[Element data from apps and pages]
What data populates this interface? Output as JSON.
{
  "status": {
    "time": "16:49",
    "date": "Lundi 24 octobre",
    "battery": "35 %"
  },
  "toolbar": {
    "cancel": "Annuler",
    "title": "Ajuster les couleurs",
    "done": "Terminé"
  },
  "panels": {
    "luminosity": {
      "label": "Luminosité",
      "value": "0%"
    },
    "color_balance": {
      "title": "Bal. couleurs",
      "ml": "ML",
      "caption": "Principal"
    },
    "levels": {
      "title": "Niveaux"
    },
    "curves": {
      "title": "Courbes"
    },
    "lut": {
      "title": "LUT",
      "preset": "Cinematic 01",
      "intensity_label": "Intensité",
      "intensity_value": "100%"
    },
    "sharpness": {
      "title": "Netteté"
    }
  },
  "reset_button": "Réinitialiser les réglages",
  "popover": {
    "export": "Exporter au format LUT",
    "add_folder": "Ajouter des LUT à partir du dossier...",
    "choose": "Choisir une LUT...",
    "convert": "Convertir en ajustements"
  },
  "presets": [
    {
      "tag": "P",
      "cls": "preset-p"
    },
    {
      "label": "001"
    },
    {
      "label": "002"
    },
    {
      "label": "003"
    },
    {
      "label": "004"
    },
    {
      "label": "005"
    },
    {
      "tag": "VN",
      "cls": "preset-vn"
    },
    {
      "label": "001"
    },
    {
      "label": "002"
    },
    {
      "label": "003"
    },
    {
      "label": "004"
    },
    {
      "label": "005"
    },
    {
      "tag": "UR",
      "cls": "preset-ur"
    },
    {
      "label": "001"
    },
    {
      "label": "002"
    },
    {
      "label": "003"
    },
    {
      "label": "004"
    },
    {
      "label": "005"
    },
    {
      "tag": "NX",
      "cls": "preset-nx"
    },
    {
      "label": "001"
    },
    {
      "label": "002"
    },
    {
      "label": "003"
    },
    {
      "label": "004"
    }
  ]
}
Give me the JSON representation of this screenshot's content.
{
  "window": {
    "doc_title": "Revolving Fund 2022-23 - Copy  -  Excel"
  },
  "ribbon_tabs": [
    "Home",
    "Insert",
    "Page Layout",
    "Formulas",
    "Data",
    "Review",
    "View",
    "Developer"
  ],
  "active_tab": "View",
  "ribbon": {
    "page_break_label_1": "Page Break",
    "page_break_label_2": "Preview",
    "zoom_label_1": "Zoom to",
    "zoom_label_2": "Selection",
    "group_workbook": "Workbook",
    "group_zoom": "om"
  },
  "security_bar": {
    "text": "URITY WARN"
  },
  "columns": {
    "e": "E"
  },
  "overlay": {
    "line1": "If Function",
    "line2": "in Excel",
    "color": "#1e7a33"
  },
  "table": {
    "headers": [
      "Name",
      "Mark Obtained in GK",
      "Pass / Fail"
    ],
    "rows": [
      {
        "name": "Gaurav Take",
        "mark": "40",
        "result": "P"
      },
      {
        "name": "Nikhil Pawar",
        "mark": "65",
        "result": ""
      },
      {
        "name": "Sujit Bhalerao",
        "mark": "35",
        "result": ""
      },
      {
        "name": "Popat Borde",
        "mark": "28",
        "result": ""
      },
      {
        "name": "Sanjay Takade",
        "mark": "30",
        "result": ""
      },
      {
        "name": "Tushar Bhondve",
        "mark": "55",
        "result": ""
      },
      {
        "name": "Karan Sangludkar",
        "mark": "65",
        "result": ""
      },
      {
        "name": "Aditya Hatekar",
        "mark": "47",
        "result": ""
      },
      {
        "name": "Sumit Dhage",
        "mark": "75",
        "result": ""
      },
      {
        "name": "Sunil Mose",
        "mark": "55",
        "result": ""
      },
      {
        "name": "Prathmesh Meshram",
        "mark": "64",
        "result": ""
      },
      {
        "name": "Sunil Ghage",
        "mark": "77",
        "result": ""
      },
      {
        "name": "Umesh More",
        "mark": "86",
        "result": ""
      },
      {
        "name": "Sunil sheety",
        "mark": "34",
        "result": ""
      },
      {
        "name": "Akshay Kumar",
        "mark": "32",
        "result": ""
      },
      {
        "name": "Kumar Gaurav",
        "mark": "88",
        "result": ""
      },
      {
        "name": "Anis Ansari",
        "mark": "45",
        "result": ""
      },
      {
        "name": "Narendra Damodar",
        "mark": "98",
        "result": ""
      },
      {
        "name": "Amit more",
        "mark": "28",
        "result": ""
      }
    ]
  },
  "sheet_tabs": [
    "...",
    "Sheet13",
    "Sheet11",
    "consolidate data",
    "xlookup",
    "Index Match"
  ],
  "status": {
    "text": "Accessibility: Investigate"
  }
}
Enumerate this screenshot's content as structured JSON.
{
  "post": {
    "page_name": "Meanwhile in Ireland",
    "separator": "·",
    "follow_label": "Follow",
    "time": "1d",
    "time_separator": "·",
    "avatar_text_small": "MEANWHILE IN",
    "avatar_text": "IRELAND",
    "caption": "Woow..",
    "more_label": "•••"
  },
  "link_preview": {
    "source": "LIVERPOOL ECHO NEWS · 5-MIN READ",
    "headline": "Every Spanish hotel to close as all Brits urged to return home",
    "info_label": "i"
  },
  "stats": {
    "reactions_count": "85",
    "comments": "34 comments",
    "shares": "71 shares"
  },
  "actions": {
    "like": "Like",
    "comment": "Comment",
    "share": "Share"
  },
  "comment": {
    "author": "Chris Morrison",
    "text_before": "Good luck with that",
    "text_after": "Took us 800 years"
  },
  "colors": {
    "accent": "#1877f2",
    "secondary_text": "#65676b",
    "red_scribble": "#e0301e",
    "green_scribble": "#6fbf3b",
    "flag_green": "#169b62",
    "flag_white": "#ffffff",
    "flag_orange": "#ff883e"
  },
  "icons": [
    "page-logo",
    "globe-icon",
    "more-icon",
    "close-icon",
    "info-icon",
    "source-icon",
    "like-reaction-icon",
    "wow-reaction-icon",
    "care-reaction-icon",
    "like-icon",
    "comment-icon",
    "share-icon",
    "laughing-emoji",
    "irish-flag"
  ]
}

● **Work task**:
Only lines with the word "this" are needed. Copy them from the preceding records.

● **Exercise solution**:
What data populates this interface? Output as JSON.
Give me the JSON representation of this screenshot's content.
Enumerate this screenshot's content as structured JSON.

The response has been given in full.